(DATA PROVIDED)

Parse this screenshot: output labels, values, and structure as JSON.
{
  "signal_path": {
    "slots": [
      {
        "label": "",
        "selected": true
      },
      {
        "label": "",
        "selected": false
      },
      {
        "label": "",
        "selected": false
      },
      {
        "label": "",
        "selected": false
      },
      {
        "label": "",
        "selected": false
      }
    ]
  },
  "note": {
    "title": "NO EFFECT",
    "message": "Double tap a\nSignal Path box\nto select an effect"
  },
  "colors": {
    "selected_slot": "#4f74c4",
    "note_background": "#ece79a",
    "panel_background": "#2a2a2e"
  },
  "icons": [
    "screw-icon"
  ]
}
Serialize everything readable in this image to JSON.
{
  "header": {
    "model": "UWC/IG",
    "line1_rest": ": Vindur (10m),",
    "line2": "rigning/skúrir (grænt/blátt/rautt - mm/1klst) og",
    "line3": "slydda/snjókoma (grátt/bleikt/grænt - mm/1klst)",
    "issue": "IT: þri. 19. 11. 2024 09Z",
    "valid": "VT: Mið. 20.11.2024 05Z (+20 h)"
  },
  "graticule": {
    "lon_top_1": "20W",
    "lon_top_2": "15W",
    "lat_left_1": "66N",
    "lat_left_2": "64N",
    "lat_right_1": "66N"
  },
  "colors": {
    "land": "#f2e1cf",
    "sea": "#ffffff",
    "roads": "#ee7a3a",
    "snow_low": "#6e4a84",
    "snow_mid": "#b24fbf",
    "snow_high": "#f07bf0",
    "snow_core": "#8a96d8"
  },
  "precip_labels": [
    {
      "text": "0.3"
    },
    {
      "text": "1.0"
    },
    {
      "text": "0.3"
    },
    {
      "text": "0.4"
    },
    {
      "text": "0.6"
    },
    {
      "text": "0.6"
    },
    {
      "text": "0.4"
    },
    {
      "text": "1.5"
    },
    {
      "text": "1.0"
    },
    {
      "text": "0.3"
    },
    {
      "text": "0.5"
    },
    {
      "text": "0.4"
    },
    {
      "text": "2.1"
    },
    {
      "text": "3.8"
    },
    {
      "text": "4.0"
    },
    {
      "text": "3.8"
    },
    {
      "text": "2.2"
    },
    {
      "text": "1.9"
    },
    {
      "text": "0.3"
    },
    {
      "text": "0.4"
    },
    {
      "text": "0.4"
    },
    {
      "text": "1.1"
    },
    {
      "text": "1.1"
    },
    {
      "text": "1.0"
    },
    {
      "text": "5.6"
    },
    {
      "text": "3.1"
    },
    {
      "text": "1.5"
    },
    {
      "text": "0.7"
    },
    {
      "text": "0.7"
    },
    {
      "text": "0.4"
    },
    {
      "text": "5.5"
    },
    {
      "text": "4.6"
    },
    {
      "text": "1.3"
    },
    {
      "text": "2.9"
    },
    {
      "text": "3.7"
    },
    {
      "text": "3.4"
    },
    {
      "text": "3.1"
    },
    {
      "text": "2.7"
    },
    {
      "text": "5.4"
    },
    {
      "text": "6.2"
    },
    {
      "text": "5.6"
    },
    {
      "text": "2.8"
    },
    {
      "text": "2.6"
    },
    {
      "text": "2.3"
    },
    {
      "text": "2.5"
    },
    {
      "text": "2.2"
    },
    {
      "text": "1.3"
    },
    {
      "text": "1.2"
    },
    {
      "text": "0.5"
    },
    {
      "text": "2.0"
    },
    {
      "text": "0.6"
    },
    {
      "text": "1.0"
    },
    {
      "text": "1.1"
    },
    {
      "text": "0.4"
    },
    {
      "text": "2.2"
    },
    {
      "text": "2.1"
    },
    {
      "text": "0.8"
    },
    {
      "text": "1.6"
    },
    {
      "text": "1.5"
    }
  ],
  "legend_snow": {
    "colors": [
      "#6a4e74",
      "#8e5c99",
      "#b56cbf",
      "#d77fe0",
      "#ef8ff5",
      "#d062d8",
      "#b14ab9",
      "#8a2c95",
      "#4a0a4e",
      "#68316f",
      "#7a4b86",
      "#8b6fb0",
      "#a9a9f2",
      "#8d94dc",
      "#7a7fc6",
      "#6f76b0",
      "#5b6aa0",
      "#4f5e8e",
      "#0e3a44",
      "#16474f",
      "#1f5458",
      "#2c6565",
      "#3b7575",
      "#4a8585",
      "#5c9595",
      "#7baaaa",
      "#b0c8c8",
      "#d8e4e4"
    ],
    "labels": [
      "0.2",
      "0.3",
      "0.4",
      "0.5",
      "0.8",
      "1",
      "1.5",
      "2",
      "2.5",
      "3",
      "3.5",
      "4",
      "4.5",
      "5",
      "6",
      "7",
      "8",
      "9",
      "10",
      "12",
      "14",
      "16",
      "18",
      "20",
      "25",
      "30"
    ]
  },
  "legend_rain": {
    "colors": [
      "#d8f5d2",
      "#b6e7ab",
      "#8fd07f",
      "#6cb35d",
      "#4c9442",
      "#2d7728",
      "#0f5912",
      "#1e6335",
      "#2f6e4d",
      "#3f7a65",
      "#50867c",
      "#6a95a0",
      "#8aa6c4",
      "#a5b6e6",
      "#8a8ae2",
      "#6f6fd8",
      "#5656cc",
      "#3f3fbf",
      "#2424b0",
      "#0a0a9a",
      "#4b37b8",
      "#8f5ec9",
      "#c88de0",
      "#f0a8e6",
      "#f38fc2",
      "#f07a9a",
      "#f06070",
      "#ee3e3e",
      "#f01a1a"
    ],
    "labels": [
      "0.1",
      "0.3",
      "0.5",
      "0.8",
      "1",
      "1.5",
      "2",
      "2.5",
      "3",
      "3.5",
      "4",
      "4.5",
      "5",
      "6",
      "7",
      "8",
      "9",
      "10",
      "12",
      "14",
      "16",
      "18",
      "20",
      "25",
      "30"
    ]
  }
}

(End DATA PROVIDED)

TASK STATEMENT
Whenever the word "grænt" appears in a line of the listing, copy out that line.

ANSWER SECTION
    "line2": "rigning/skúrir (grænt/blátt/rautt - mm/1klst) og",
    "line3": "slydda/snjókoma (grátt/bleikt/grænt - mm/1klst)",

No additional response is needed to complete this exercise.